Go through the entries below and write each one out exactly.

(Data in this exercise Opens)

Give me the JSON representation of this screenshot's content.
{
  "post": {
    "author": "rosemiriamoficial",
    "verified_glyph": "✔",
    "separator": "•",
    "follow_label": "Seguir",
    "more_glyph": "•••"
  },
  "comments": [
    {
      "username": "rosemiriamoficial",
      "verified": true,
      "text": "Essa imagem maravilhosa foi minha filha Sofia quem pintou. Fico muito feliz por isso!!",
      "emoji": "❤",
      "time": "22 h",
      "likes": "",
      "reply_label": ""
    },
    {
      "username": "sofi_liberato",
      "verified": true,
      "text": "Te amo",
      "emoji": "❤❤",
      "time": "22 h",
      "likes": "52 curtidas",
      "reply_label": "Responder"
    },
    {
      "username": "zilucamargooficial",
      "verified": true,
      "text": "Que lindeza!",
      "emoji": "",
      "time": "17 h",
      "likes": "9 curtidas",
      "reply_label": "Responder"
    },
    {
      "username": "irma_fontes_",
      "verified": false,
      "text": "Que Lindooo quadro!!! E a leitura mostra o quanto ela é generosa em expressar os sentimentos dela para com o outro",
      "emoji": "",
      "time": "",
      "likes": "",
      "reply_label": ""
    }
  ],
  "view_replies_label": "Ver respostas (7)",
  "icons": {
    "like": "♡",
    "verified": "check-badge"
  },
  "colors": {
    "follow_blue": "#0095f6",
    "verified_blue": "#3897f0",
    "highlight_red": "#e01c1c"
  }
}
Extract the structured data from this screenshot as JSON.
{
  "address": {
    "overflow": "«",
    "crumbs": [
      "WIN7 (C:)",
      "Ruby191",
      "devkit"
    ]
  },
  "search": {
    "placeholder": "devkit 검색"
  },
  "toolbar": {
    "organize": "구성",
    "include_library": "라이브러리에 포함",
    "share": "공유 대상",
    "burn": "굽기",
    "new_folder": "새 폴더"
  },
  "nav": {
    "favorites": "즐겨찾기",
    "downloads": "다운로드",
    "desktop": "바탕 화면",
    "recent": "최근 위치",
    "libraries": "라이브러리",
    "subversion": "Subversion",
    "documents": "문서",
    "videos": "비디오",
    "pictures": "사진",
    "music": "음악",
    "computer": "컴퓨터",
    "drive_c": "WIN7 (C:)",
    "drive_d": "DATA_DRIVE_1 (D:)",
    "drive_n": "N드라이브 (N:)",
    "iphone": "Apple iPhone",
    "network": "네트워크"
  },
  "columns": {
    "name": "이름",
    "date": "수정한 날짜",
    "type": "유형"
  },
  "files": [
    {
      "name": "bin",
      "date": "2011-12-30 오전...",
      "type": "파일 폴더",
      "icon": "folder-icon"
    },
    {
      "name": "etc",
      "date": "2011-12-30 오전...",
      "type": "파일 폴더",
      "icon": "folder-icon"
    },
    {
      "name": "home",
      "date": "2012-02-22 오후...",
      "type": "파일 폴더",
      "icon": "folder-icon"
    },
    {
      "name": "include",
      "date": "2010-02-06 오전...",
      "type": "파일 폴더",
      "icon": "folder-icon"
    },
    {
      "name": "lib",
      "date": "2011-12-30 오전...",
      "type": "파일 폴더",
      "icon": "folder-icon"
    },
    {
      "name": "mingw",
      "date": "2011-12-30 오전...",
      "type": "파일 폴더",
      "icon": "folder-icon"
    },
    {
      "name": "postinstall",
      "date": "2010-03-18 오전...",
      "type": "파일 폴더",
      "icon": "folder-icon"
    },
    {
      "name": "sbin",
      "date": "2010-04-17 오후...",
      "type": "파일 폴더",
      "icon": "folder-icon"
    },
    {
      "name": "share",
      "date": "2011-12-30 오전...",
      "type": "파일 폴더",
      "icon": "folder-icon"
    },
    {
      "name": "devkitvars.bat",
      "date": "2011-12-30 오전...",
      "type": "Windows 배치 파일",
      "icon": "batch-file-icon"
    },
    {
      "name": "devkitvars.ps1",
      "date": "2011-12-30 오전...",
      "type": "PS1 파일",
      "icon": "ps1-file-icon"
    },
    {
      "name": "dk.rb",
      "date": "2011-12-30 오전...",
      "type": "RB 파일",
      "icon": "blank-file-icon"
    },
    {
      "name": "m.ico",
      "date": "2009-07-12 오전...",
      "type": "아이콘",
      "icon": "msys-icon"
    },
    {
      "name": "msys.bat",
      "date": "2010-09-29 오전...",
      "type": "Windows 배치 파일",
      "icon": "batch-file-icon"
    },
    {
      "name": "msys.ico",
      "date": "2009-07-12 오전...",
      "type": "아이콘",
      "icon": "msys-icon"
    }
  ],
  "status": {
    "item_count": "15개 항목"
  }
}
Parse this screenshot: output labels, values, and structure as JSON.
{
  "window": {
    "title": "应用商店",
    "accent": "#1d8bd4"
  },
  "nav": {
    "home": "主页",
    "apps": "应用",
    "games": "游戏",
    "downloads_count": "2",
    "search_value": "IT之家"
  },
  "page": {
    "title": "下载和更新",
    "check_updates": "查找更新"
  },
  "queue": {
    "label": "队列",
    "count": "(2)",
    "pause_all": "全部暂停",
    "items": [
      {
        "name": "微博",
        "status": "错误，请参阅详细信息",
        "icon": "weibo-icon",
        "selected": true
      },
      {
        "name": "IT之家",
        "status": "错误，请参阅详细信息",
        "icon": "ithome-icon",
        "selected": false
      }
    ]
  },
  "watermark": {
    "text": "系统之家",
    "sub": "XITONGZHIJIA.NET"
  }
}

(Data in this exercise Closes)

Response to this exercise:
Give me the JSON representation of this screenshot's content.
{
  "post": {
    "author": "rosemiriamoficial",
    "verified_glyph": "✔",
    "separator": "•",
    "follow_label": "Seguir",
    "more_glyph": "•••"
  },
  "comments": [
    {
      "username": "rosemiriamoficial",
      "verified": true,
      "text": "Essa imagem maravilhosa foi minha filha Sofia quem pintou. Fico muito feliz por isso!!",
      "emoji": "❤",
      "time": "22 h",
      "likes": "",
      "reply_label": ""
    },
    {
      "username": "sofi_liberato",
      "verified": true,
      "text": "Te amo",
      "emoji": "❤❤",
      "time": "22 h",
      "likes": "52 curtidas",
      "reply_label": "Responder"
    },
    {
      "username": "zilucamargooficial",
      "verified": true,
      "text": "Que lindeza!",
      "emoji": "",
      "time": "17 h",
      "likes": "9 curtidas",
      "reply_label": "Responder"
    },
    {
      "username": "irma_fontes_",
      "verified": false,
      "text": "Que Lindooo quadro!!! E a leitura mostra o quanto ela é generosa em expressar os sentimentos dela para com o outro",
      "emoji": "",
      "time": "",
      "likes": "",
      "reply_label": ""
    }
  ],
  "view_replies_label": "Ver respostas (7)",
  "icons": {
    "like": "♡",
    "verified": "check-badge"
  },
  "colors": {
    "follow_blue": "#0095f6",
    "verified_blue": "#3897f0",
    "highlight_red": "#e01c1c"
  }
}
Extract the structured data from this screenshot as JSON.
{
  "address": {
    "overflow": "«",
    "crumbs": [
      "WIN7 (C:)",
      "Ruby191",
      "devkit"
    ]
  },
  "search": {
    "placeholder": "devkit 검색"
  },
  "toolbar": {
    "organize": "구성",
    "include_library": "라이브러리에 포함",
    "share": "공유 대상",
    "burn": "굽기",
    "new_folder": "새 폴더"
  },
  "nav": {
    "favorites": "즐겨찾기",
    "downloads": "다운로드",
    "desktop": "바탕 화면",
    "recent": "최근 위치",
    "libraries": "라이브러리",
    "subversion": "Subversion",
    "documents": "문서",
    "videos": "비디오",
    "pictures": "사진",
    "music": "음악",
    "computer": "컴퓨터",
    "drive_c": "WIN7 (C:)",
    "drive_d": "DATA_DRIVE_1 (D:)",
    "drive_n": "N드라이브 (N:)",
    "iphone": "Apple iPhone",
    "network": "네트워크"
  },
  "columns": {
    "name": "이름",
    "date": "수정한 날짜",
    "type": "유형"
  },
  "files": [
    {
      "name": "bin",
      "date": "2011-12-30 오전...",
      "type": "파일 폴더",
      "icon": "folder-icon"
    },
    {
      "name": "etc",
      "date": "2011-12-30 오전...",
      "type": "파일 폴더",
      "icon": "folder-icon"
    },
    {
      "name": "home",
      "date": "2012-02-22 오후...",
      "type": "파일 폴더",
      "icon": "folder-icon"
    },
    {
      "name": "include",
      "date": "2010-02-06 오전...",
      "type": "파일 폴더",
      "icon": "folder-icon"
    },
    {
      "name": "lib",
      "date": "2011-12-30 오전...",
      "type": "파일 폴더",
      "icon": "folder-icon"
    },
    {
      "name": "mingw",
      "date": "2011-12-30 오전...",
      "type": "파일 폴더",
      "icon": "folder-icon"
    },
    {
      "name": "postinstall",
      "date": "2010-03-18 오전...",
      "type": "파일 폴더",
      "icon": "folder-icon"
    },
    {
      "name": "sbin",
      "date": "2010-04-17 오후...",
      "type": "파일 폴더",
      "icon": "folder-icon"
    },
    {
      "name": "share",
      "date": "2011-12-30 오전...",
      "type": "파일 폴더",
      "icon": "folder-icon"
    },
    {
      "name": "devkitvars.bat",
      "date": "2011-12-30 오전...",
      "type": "Windows 배치 파일",
      "icon": "batch-file-icon"
    },
    {
      "name": "devkitvars.ps1",
      "date": "2011-12-30 오전...",
      "type": "PS1 파일",
      "icon": "ps1-file-icon"
    },
    {
      "name": "dk.rb",
      "date": "2011-12-30 오전...",
      "type": "RB 파일",
      "icon": "blank-file-icon"
    },
    {
      "name": "m.ico",
      "date": "2009-07-12 오전...",
      "type": "아이콘",
      "icon": "msys-icon"
    },
    {
      "name": "msys.bat",
      "date": "2010-09-29 오전...",
      "type": "Windows 배치 파일",
      "icon": "batch-file-icon"
    },
    {
      "name": "msys.ico",
      "date": "2009-07-12 오전...",
      "type": "아이콘",
      "icon": "msys-icon"
    }
  ],
  "status": {
    "item_count": "15개 항목"
  }
}
Parse this screenshot: output labels, values, and structure as JSON.
{
  "window": {
    "title": "应用商店",
    "accent": "#1d8bd4"
  },
  "nav": {
    "home": "主页",
    "apps": "应用",
    "games": "游戏",
    "downloads_count": "2",
    "search_value": "IT之家"
  },
  "page": {
    "title": "下载和更新",
    "check_updates": "查找更新"
  },
  "queue": {
    "label": "队列",
    "count": "(2)",
    "pause_all": "全部暂停",
    "items": [
      {
        "name": "微博",
        "status": "错误，请参阅详细信息",
        "icon": "weibo-icon",
        "selected": true
      },
      {
        "name": "IT之家",
        "status": "错误，请参阅详细信息",
        "icon": "ithome-icon",
        "selected": false
      }
    ]
  },
  "watermark": {
    "text": "系统之家",
    "sub": "XITONGZHIJIA.NET"
  }
}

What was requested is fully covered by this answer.